Earlier this week, we shared how three teachers interwove setting up their classes during the first days of school with creating space to grapple with current events. (Click here for that initial post.) We've continued to hear from teachers, including one who said poignantly, “basically, we need to teach Reconstruction as thoroughly/often as we teach the Bill of Rights, the writing of the Constitution."
Here are two more examples, one for a student classroom and one for bringing adults into conversation before they create discussion spaces with young people.
Ed Sugden teaches 12th grade government at a school which has Facing History and Ourselves curricula embedded in every grade level. He was inspired by a graduate’s posting on Facebook to rescreen “The Hangman,” a film all of his students saw in 10th grade. (“when you've taught for 22+ years, former students can give you the best lesson ideas!” Ed noted.)
We are starting the year with a project where they describe their political identity, based on handouts that teach them political values/opinions commonly held by left/liberals, moderates, and right/conservatives.
“The Hangman” is part of a series of activities to promote active participation/civic-mindedness as a core value of government class. Along with the film, students will be asked to consider:
How does this film connect to politics in the U.S. today? …to your life today?
While LAUSD started with students this week, a number of other districts and independent schools are at the time of convening teachers. Alongside class rosters and new school policies, they are creating space for teachers.

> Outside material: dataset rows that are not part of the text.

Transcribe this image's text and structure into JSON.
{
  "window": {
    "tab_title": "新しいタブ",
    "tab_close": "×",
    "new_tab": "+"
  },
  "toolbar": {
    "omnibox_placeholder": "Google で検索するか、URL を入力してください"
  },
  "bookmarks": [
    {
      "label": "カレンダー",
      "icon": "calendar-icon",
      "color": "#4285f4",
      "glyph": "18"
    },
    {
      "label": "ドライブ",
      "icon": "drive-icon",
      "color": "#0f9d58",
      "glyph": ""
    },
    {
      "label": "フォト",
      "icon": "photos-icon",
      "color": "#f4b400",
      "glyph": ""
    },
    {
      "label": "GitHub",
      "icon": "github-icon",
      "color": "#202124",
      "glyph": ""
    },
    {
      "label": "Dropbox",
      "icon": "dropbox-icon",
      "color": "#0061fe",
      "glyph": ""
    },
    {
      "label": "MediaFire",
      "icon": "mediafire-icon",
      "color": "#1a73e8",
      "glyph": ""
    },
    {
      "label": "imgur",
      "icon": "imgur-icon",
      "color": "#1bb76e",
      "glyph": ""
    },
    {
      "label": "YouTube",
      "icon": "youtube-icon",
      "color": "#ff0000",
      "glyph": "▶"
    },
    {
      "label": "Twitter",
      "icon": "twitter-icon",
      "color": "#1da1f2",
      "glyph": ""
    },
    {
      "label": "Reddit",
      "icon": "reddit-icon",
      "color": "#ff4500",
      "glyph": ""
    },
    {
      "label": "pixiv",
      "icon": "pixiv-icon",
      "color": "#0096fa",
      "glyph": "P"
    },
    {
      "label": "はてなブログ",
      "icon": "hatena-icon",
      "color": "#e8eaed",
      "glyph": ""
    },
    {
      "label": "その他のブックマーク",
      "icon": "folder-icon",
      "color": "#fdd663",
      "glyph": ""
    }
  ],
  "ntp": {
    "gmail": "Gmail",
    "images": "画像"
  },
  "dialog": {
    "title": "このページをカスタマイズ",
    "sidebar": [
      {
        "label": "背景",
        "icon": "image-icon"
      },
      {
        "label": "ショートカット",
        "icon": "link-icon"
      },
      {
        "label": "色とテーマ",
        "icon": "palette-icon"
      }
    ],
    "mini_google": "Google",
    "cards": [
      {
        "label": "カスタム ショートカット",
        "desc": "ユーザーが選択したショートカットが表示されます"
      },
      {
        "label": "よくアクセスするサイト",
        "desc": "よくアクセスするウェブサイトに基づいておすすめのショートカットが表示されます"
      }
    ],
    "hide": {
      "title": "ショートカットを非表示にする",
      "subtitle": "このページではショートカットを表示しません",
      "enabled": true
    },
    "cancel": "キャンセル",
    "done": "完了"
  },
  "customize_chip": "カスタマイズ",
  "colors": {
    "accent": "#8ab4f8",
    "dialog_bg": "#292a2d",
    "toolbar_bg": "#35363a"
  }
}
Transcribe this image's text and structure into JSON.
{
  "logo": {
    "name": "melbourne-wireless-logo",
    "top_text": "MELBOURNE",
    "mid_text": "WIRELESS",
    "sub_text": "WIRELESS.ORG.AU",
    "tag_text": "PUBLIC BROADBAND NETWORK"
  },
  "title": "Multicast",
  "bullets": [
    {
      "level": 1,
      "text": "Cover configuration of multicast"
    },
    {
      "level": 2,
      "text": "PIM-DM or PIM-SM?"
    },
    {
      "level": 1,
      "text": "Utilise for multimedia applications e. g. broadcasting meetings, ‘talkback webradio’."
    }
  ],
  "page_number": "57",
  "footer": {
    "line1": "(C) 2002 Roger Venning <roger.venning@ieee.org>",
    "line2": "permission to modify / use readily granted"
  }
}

Here's one example of how those sessions are constructed:
- Teachers, too, need time to process the events, recognize their own feelings, and learn from their colleagues. A processing discussion that lets teachers share their response as individuals first might include a Think/Pair/Share to allow everyone to talk with just one person first.
- Provide for a learning space. The news is constant, and multiple channels means people may come in with different understanding of the events. In some cases, the school itself has taken a stand on one or more of the issues raised by recent events, and this is the time to let that be known. In some cases the goal might be developing a common understanding. In others it might be creating the opportunity to question our assumptions, delve deeper into the historical context for recent events, learn something new about the events themselves or our colleagues, and/or grow in our understanding of the world.
- Recognize that as adults in the lives of young people, when we create discussion spaces for youth we need to keep the focus on what they need, not what we need. What emotions are they bringing into this discussion? What questions do they have? What language or tools do they need to be able to learn?
Keep sharing. We love hearing what you are doing with students and colleagues.